Top of Data in this exercise

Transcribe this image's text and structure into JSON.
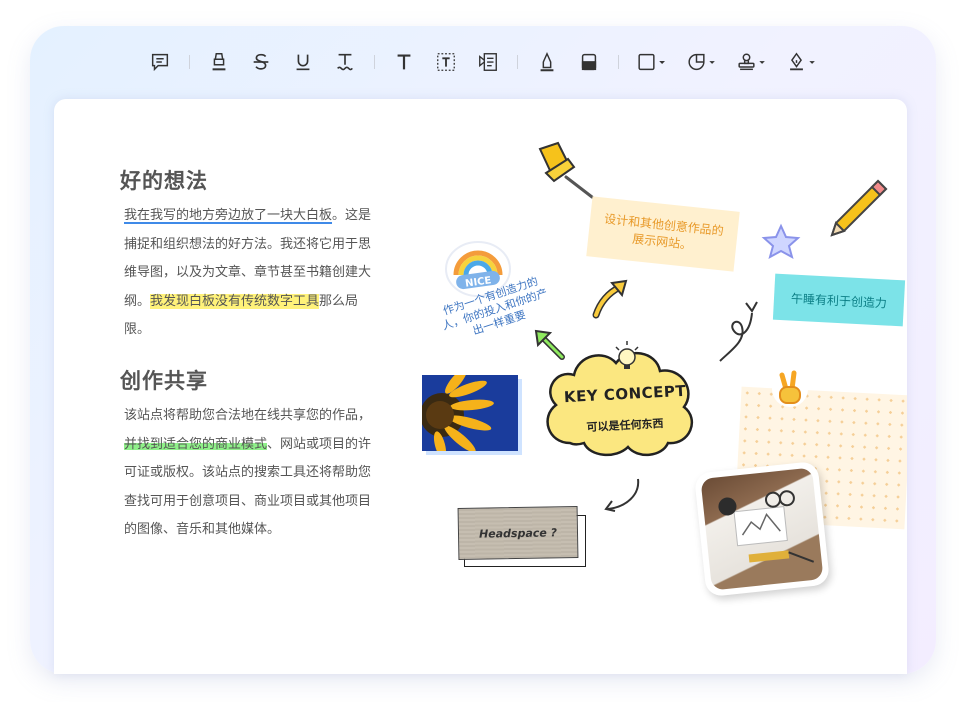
{
  "toolbar": {
    "items": [
      {
        "name": "comment-note-tool",
        "icon": "comment-note-icon"
      },
      {
        "name": "highlight-tool",
        "icon": "highlighter-icon"
      },
      {
        "name": "strikethrough-tool",
        "icon": "strikethrough-icon"
      },
      {
        "name": "underline-tool",
        "icon": "underline-icon"
      },
      {
        "name": "squiggly-underline-tool",
        "icon": "squiggly-underline-icon"
      },
      {
        "name": "text-tool",
        "icon": "text-icon"
      },
      {
        "name": "text-box-tool",
        "icon": "text-box-icon"
      },
      {
        "name": "callout-tool",
        "icon": "callout-icon"
      },
      {
        "name": "pencil-tool",
        "icon": "pencil-icon"
      },
      {
        "name": "eraser-tool",
        "icon": "eraser-icon"
      },
      {
        "name": "shape-tool",
        "icon": "rectangle-icon"
      },
      {
        "name": "sticker-tool",
        "icon": "sticker-icon"
      },
      {
        "name": "stamp-tool",
        "icon": "stamp-icon"
      },
      {
        "name": "signature-tool",
        "icon": "signature-pen-icon"
      }
    ]
  },
  "content": {
    "section1": {
      "heading": "好的想法",
      "underlined": "我在我写的地方旁边放了一块大白板",
      "text1": "。这是捕捉和组织想法的好方法。我还将它用于思维导图，以及为文章、章节甚至书籍创建大纲。",
      "highlighted": "我发现白板没有传统数字工具",
      "text2": "那么局限。"
    },
    "section2": {
      "heading": "创作共享",
      "text1": "该站点将帮助您合法地在线共享您的作品，",
      "highlighted": "并找到适合您的商业模式",
      "text2": "、网站或项目的许可证或版权。该站点的搜索工具还将帮助您查找可用于创意项目、商业项目或其他项目的图像、音乐和其他媒体。"
    }
  },
  "whiteboard": {
    "note_orange": "设计和其他创意作品的展示网站。",
    "note_cyan": "午睡有利于创造力",
    "blue_note": "作为一个有创造力的人，你的投入和你的产出一样重要",
    "nice_sticker": "NICE",
    "concept_title": "KEY CONCEPT",
    "concept_sub": "可以是任何东西",
    "headspace": "Headspace ?"
  },
  "colors": {
    "accent_blue": "#3f8ae8",
    "highlight_yellow": "#fff27a",
    "highlight_green": "#8ff089",
    "note_orange_text": "#e89a2a",
    "note_cyan_bg": "#7ce3e8",
    "cloud_yellow": "#fbe780"
  }
}
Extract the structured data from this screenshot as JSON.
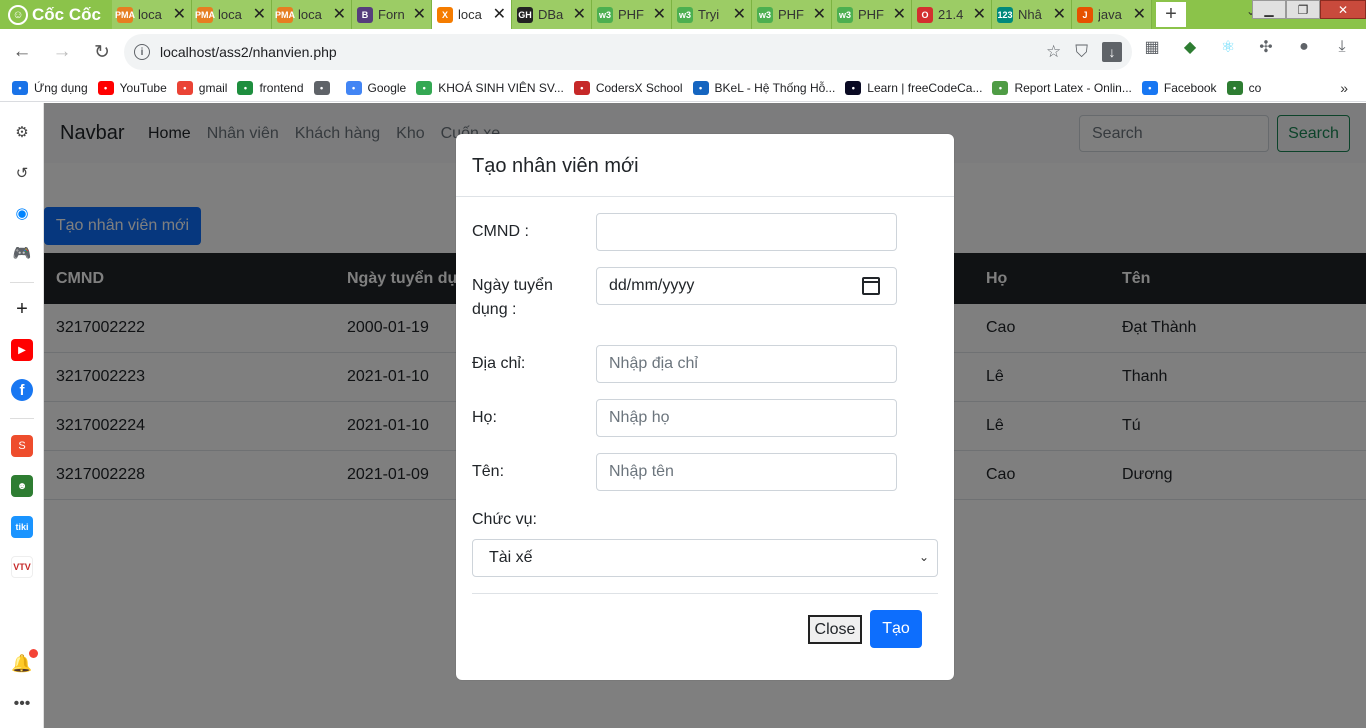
{
  "browser": {
    "brand": "Cốc Cốc",
    "tabs": [
      {
        "label": "loca",
        "icon": "PMA",
        "color": "#e67e22"
      },
      {
        "label": "loca",
        "icon": "PMA",
        "color": "#e67e22"
      },
      {
        "label": "loca",
        "icon": "PMA",
        "color": "#e67e22"
      },
      {
        "label": "Forn",
        "icon": "B",
        "color": "#563d7c"
      },
      {
        "label": "loca",
        "icon": "X",
        "color": "#f57c00"
      },
      {
        "label": "DBa",
        "icon": "GH",
        "color": "#222222"
      },
      {
        "label": "PHF",
        "icon": "w3",
        "color": "#4caf50"
      },
      {
        "label": "Tryi",
        "icon": "w3",
        "color": "#4caf50"
      },
      {
        "label": "PHF",
        "icon": "w3",
        "color": "#4caf50"
      },
      {
        "label": "PHF",
        "icon": "w3",
        "color": "#4caf50"
      },
      {
        "label": "21.4",
        "icon": "O",
        "color": "#d32f2f"
      },
      {
        "label": "Nhâ",
        "icon": "123",
        "color": "#00897b"
      },
      {
        "label": "java",
        "icon": "J",
        "color": "#e65100"
      }
    ],
    "active_tab_index": 4,
    "url": "localhost/ass2/nhanvien.php",
    "bookmarks": [
      {
        "label": "Ứng dụng",
        "icon": "apps-icon",
        "color": "#1a73e8"
      },
      {
        "label": "YouTube",
        "icon": "youtube-icon",
        "color": "#ff0000"
      },
      {
        "label": "gmail",
        "icon": "gmail-icon",
        "color": "#ea4335"
      },
      {
        "label": "frontend",
        "icon": "classroom-icon",
        "color": "#1e8e3e"
      },
      {
        "label": "",
        "icon": "globe-icon",
        "color": "#5f6368"
      },
      {
        "label": "Google",
        "icon": "google-icon",
        "color": "#4285f4"
      },
      {
        "label": "KHOÁ SINH VIÊN SV...",
        "icon": "drive-icon",
        "color": "#34a853"
      },
      {
        "label": "CodersX School",
        "icon": "codersx-icon",
        "color": "#c62828"
      },
      {
        "label": "BKeL - Hệ Thống Hỗ...",
        "icon": "bkel-icon",
        "color": "#1565c0"
      },
      {
        "label": "Learn | freeCodeCa...",
        "icon": "freecodecamp-icon",
        "color": "#0a0a23"
      },
      {
        "label": "Report Latex - Onlin...",
        "icon": "overleaf-icon",
        "color": "#4f9c45"
      },
      {
        "label": "Facebook",
        "icon": "facebook-icon",
        "color": "#1877f2"
      },
      {
        "label": "co",
        "icon": "image-icon",
        "color": "#2e7d32"
      }
    ]
  },
  "navbar": {
    "brand": "Navbar",
    "links": [
      "Home",
      "Nhân viên",
      "Khách hàng",
      "Kho",
      "Cuốn xe"
    ],
    "search_placeholder": "Search",
    "search_button": "Search"
  },
  "page": {
    "create_button": "Tạo nhân viên mới",
    "table": {
      "headers": [
        "CMND",
        "Ngày tuyển dụ",
        "Họ",
        "Tên"
      ],
      "rows": [
        [
          "3217002222",
          "2000-01-19",
          "Cao",
          "Đạt Thành"
        ],
        [
          "3217002223",
          "2021-01-10",
          "Lê",
          "Thanh"
        ],
        [
          "3217002224",
          "2021-01-10",
          "Lê",
          "Tú"
        ],
        [
          "3217002228",
          "2021-01-09",
          "Cao",
          "Dương"
        ]
      ]
    }
  },
  "modal": {
    "title": "Tạo nhân viên mới",
    "fields": {
      "cmnd_label": "CMND :",
      "cmnd_value": "",
      "ngay_label_line1": "Ngày tuyển",
      "ngay_label_line2": "dụng :",
      "ngay_placeholder": "dd/mm/yyyy",
      "diachi_label": "Địa chỉ:",
      "diachi_placeholder": "Nhập địa chỉ",
      "ho_label": "Họ:",
      "ho_placeholder": "Nhập họ",
      "ten_label": "Tên:",
      "ten_placeholder": "Nhập tên",
      "chucvu_label": "Chức vụ:",
      "chucvu_selected": "Tài xế"
    },
    "close_button": "Close",
    "submit_button": "Tạo"
  }
}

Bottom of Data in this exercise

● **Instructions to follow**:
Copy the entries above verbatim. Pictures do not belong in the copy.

● **Response area**:
Transcribe this image's text and structure into JSON.
{
  "toolbar": {
    "items": [
      {
        "name": "comment-note-tool",
        "icon": "comment-note-icon"
      },
      {
        "name": "highlight-tool",
        "icon": "highlighter-icon"
      },
      {
        "name": "strikethrough-tool",
        "icon": "strikethrough-icon"
      },
      {
        "name": "underline-tool",
        "icon": "underline-icon"
      },
      {
        "name": "squiggly-underline-tool",
        "icon": "squiggly-underline-icon"
      },
      {
        "name": "text-tool",
        "icon": "text-icon"
      },
      {
        "name": "text-box-tool",
        "icon": "text-box-icon"
      },
      {
        "name": "callout-tool",
        "icon": "callout-icon"
      },
      {
        "name": "pencil-tool",
        "icon": "pencil-icon"
      },
      {
        "name": "eraser-tool",
        "icon": "eraser-icon"
      },
      {
        "name": "shape-tool",
        "icon": "rectangle-icon"
      },
      {
        "name": "sticker-tool",
        "icon": "sticker-icon"
      },
      {
        "name": "stamp-tool",
        "icon": "stamp-icon"
      },
      {
        "name": "signature-tool",
        "icon": "signature-pen-icon"
      }
    ]
  },
  "content": {
    "section1": {
      "heading": "好的想法",
      "underlined": "我在我写的地方旁边放了一块大白板",
      "text1": "。这是捕捉和组织想法的好方法。我还将它用于思维导图，以及为文章、章节甚至书籍创建大纲。",
      "highlighted": "我发现白板没有传统数字工具",
      "text2": "那么局限。"
    },
    "section2": {
      "heading": "创作共享",
      "text1": "该站点将帮助您合法地在线共享您的作品，",
      "highlighted": "并找到适合您的商业模式",
      "text2": "、网站或项目的许可证或版权。该站点的搜索工具还将帮助您查找可用于创意项目、商业项目或其他项目的图像、音乐和其他媒体。"
    }
  },
  "whiteboard": {
    "note_orange": "设计和其他创意作品的展示网站。",
    "note_cyan": "午睡有利于创造力",
    "blue_note": "作为一个有创造力的人，你的投入和你的产出一样重要",
    "nice_sticker": "NICE",
    "concept_title": "KEY CONCEPT",
    "concept_sub": "可以是任何东西",
    "headspace": "Headspace ?"
  },
  "colors": {
    "accent_blue": "#3f8ae8",
    "highlight_yellow": "#fff27a",
    "highlight_green": "#8ff089",
    "note_orange_text": "#e89a2a",
    "note_cyan_bg": "#7ce3e8",
    "cloud_yellow": "#fbe780"
  }
}
Extract the structured data from this screenshot as JSON.
{
  "browser": {
    "brand": "Cốc Cốc",
    "tabs": [
      {
        "label": "loca",
        "icon": "PMA",
        "color": "#e67e22"
      },
      {
        "label": "loca",
        "icon": "PMA",
        "color": "#e67e22"
      },
      {
        "label": "loca",
        "icon": "PMA",
        "color": "#e67e22"
      },
      {
        "label": "Forn",
        "icon": "B",
        "color": "#563d7c"
      },
      {
        "label": "loca",
        "icon": "X",
        "color": "#f57c00"
      },
      {
        "label": "DBa",
        "icon": "GH",
        "color": "#222222"
      },
      {
        "label": "PHF",
        "icon": "w3",
        "color": "#4caf50"
      },
      {
        "label": "Tryi",
        "icon": "w3",
        "color": "#4caf50"
      },
      {
        "label": "PHF",
        "icon": "w3",
        "color": "#4caf50"
      },
      {
        "label": "PHF",
        "icon": "w3",
        "color": "#4caf50"
      },
      {
        "label": "21.4",
        "icon": "O",
        "color": "#d32f2f"
      },
      {
        "label": "Nhâ",
        "icon": "123",
        "color": "#00897b"
      },
      {
        "label": "java",
        "icon": "J",
        "color": "#e65100"
      }
    ],
    "active_tab_index": 4,
    "url": "localhost/ass2/nhanvien.php",
    "bookmarks": [
      {
        "label": "Ứng dụng",
        "icon": "apps-icon",
        "color": "#1a73e8"
      },
      {
        "label": "YouTube",
        "icon": "youtube-icon",
        "color": "#ff0000"
      },
      {
        "label": "gmail",
        "icon": "gmail-icon",
        "color": "#ea4335"
      },
      {
        "label": "frontend",
        "icon": "classroom-icon",
        "color": "#1e8e3e"
      },
      {
        "label": "",
        "icon": "globe-icon",
        "color": "#5f6368"
      },
      {
        "label": "Google",
        "icon": "google-icon",
        "color": "#4285f4"
      },
      {
        "label": "KHOÁ SINH VIÊN SV...",
        "icon": "drive-icon",
        "color": "#34a853"
      },
      {
        "label": "CodersX School",
        "icon": "codersx-icon",
        "color": "#c62828"
      },
      {
        "label": "BKeL - Hệ Thống Hỗ...",
        "icon": "bkel-icon",
        "color": "#1565c0"
      },
      {
        "label": "Learn | freeCodeCa...",
        "icon": "freecodecamp-icon",
        "color": "#0a0a23"
      },
      {
        "label": "Report Latex - Onlin...",
        "icon": "overleaf-icon",
        "color": "#4f9c45"
      },
      {
        "label": "Facebook",
        "icon": "facebook-icon",
        "color": "#1877f2"
      },
      {
        "label": "co",
        "icon": "image-icon",
        "color": "#2e7d32"
      }
    ]
  },
  "navbar": {
    "brand": "Navbar",
    "links": [
      "Home",
      "Nhân viên",
      "Khách hàng",
      "Kho",
      "Cuốn xe"
    ],
    "search_placeholder": "Search",
    "search_button": "Search"
  },
  "page": {
    "create_button": "Tạo nhân viên mới",
    "table": {
      "headers": [
        "CMND",
        "Ngày tuyển dụ",
        "Họ",
        "Tên"
      ],
      "rows": [
        [
          "3217002222",
          "2000-01-19",
          "Cao",
          "Đạt Thành"
        ],
        [
          "3217002223",
          "2021-01-10",
          "Lê",
          "Thanh"
        ],
        [
          "3217002224",
          "2021-01-10",
          "Lê",
          "Tú"
        ],
        [
          "3217002228",
          "2021-01-09",
          "Cao",
          "Dương"
        ]
      ]
    }
  },
  "modal": {
    "title": "Tạo nhân viên mới",
    "fields": {
      "cmnd_label": "CMND :",
      "cmnd_value": "",
      "ngay_label_line1": "Ngày tuyển",
      "ngay_label_line2": "dụng :",
      "ngay_placeholder": "dd/mm/yyyy",
      "diachi_label": "Địa chỉ:",
      "diachi_placeholder": "Nhập địa chỉ",
      "ho_label": "Họ:",
      "ho_placeholder": "Nhập họ",
      "ten_label": "Tên:",
      "ten_placeholder": "Nhập tên",
      "chucvu_label": "Chức vụ:",
      "chucvu_selected": "Tài xế"
    },
    "close_button": "Close",
    "submit_button": "Tạo"
  }
}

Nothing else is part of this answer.